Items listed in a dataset
──────

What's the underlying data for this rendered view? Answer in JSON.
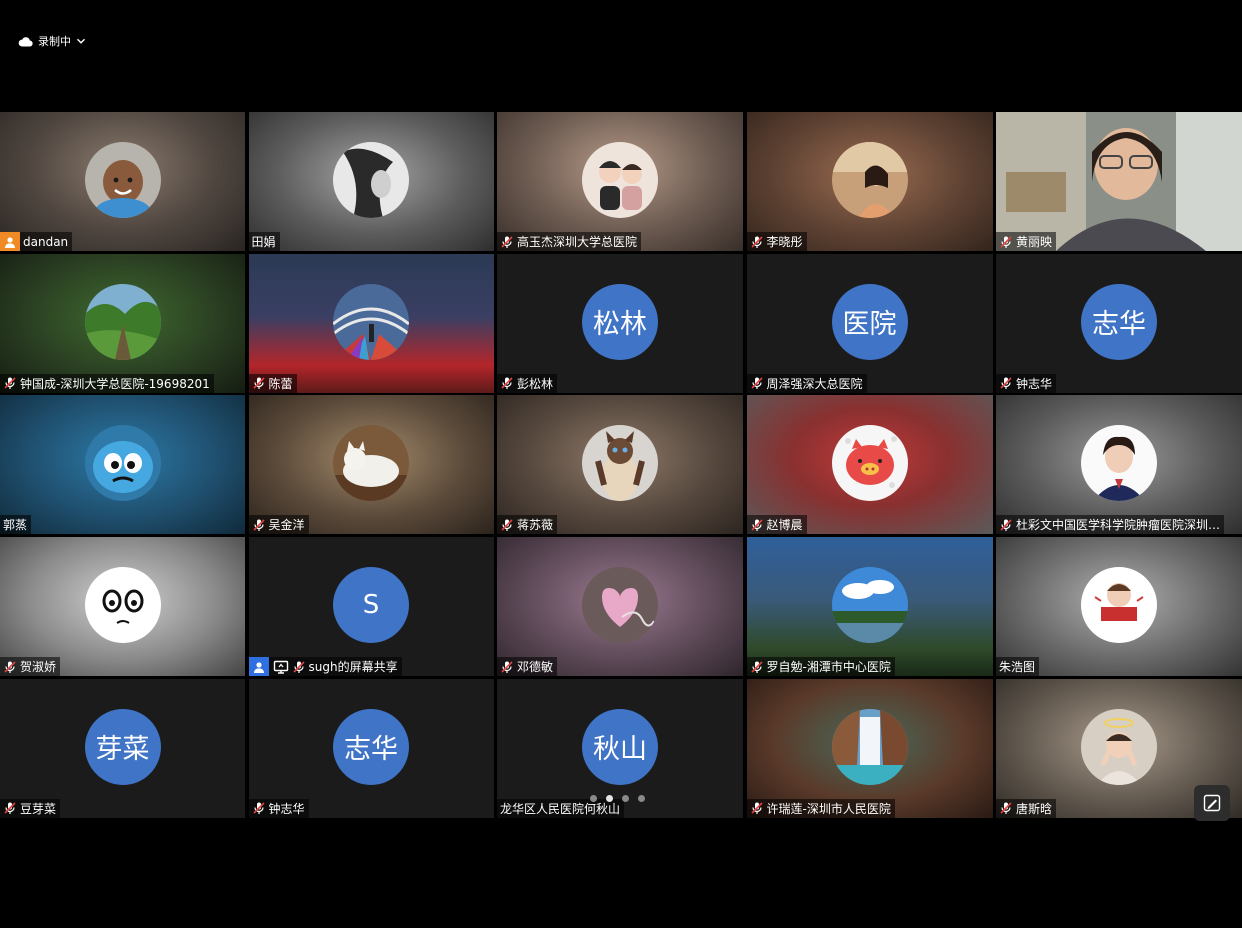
{
  "recording": {
    "label": "录制中",
    "icon": "cloud-icon"
  },
  "participants": [
    {
      "name": "dandan",
      "badge": "host",
      "avatar": "photo-baby"
    },
    {
      "name": "田娟",
      "badge": "none",
      "avatar": "photo-bw"
    },
    {
      "name": "高玉杰深圳大学总医院",
      "badge": "mic-muted",
      "avatar": "photo-cartoon-family"
    },
    {
      "name": "李晓彤",
      "badge": "mic-muted",
      "avatar": "photo-woman"
    },
    {
      "name": "黄丽映",
      "badge": "mic-muted",
      "avatar": "video"
    },
    {
      "name": "钟国成-深圳大学总医院-19698201",
      "badge": "mic-muted",
      "avatar": "photo-forest"
    },
    {
      "name": "陈蕾",
      "badge": "mic-muted",
      "avatar": "photo-flowers"
    },
    {
      "name": "彭松林",
      "badge": "mic-muted",
      "avatar_text": "松林"
    },
    {
      "name": "周泽强深大总医院",
      "badge": "mic-muted",
      "avatar_text": "医院"
    },
    {
      "name": "钟志华",
      "badge": "mic-muted",
      "avatar_text": "志华"
    },
    {
      "name": "郭蒸",
      "badge": "none",
      "avatar": "photo-cartoon-blue"
    },
    {
      "name": "吴金洋",
      "badge": "mic-muted",
      "avatar": "photo-cat-white"
    },
    {
      "name": "蒋苏薇",
      "badge": "mic-muted",
      "avatar": "photo-cat-siamese"
    },
    {
      "name": "赵博晨",
      "badge": "mic-muted",
      "avatar": "photo-pig"
    },
    {
      "name": "杜彩文中国医学科学院肿瘤医院深圳…",
      "badge": "mic-muted",
      "avatar": "photo-woman-portrait"
    },
    {
      "name": "贺淑娇",
      "badge": "mic-muted",
      "avatar": "photo-face-sketch"
    },
    {
      "name": "sugh的屏幕共享",
      "badge": "host-share",
      "avatar_text": "S"
    },
    {
      "name": "邓德敏",
      "badge": "mic-muted",
      "avatar": "photo-heart"
    },
    {
      "name": "罗自勉-湘潭市中心医院",
      "badge": "mic-muted",
      "avatar": "photo-sky"
    },
    {
      "name": "朱浩图",
      "badge": "none",
      "avatar": "photo-cartoon-boy"
    },
    {
      "name": "豆芽菜",
      "badge": "mic-muted",
      "avatar_text": "芽菜"
    },
    {
      "name": "钟志华",
      "badge": "mic-muted",
      "avatar_text": "志华"
    },
    {
      "name": "龙华区人民医院何秋山",
      "badge": "none",
      "avatar_text": "秋山"
    },
    {
      "name": "许瑞莲-深圳市人民医院",
      "badge": "mic-muted",
      "avatar": "photo-waterfall"
    },
    {
      "name": "唐斯晗",
      "badge": "mic-muted",
      "avatar": "photo-child"
    }
  ],
  "pagination": {
    "total": 4,
    "active": 1
  },
  "colors": {
    "avatar_bg": "#3f74c6",
    "host_badge": "#f08a24",
    "share_badge": "#2f6fe0"
  }
}
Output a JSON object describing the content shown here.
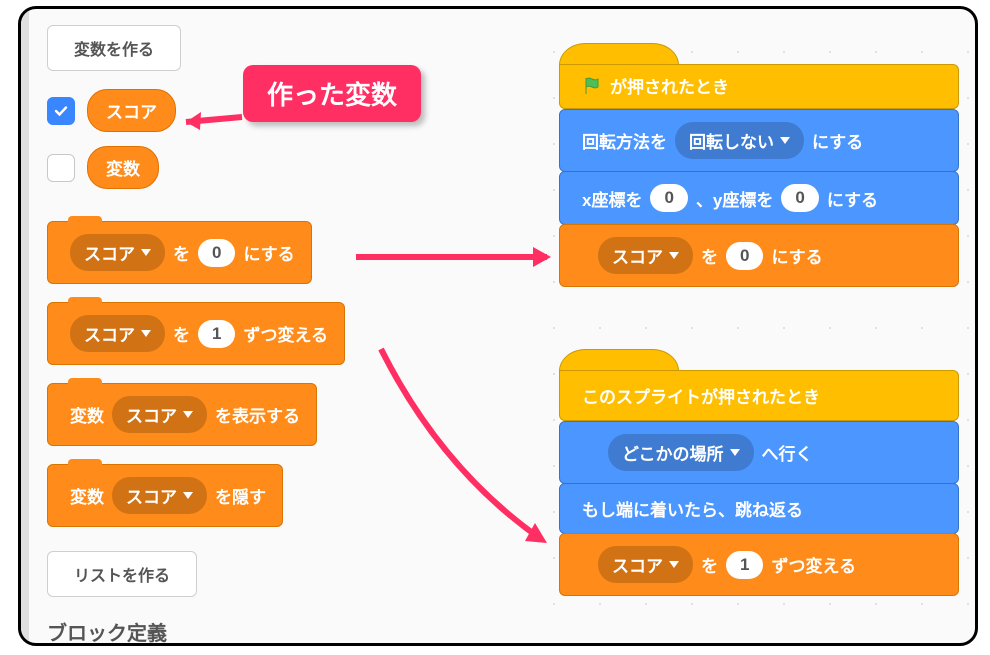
{
  "buttons": {
    "make_variable": "変数を作る",
    "make_list": "リストを作る"
  },
  "callout": "作った変数",
  "variables": {
    "score_label": "スコア",
    "var_label": "変数"
  },
  "palette": {
    "set_var": {
      "dropdown": "スコア",
      "mid": "を",
      "value": "0",
      "suffix": "にする"
    },
    "change_var": {
      "dropdown": "スコア",
      "mid": "を",
      "value": "1",
      "suffix": "ずつ変える"
    },
    "show_var": {
      "prefix": "変数",
      "dropdown": "スコア",
      "suffix": "を表示する"
    },
    "hide_var": {
      "prefix": "変数",
      "dropdown": "スコア",
      "suffix": "を隠す"
    }
  },
  "stack1": {
    "hat": "が押されたとき",
    "rotation": {
      "prefix": "回転方法を",
      "dropdown": "回転しない",
      "suffix": "にする"
    },
    "goto": {
      "p1": "x座標を",
      "v1": "0",
      "p2": "、y座標を",
      "v2": "0",
      "suffix": "にする"
    },
    "setscore": {
      "dropdown": "スコア",
      "mid": "を",
      "value": "0",
      "suffix": "にする"
    }
  },
  "stack2": {
    "hat": "このスプライトが押されたとき",
    "goto_random": {
      "dropdown": "どこかの場所",
      "suffix": "へ行く"
    },
    "bounce": "もし端に着いたら、跳ね返る",
    "change": {
      "dropdown": "スコア",
      "mid": "を",
      "value": "1",
      "suffix": "ずつ変える"
    }
  },
  "section": "ブロック定義"
}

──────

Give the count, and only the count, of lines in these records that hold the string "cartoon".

### Problem solution
3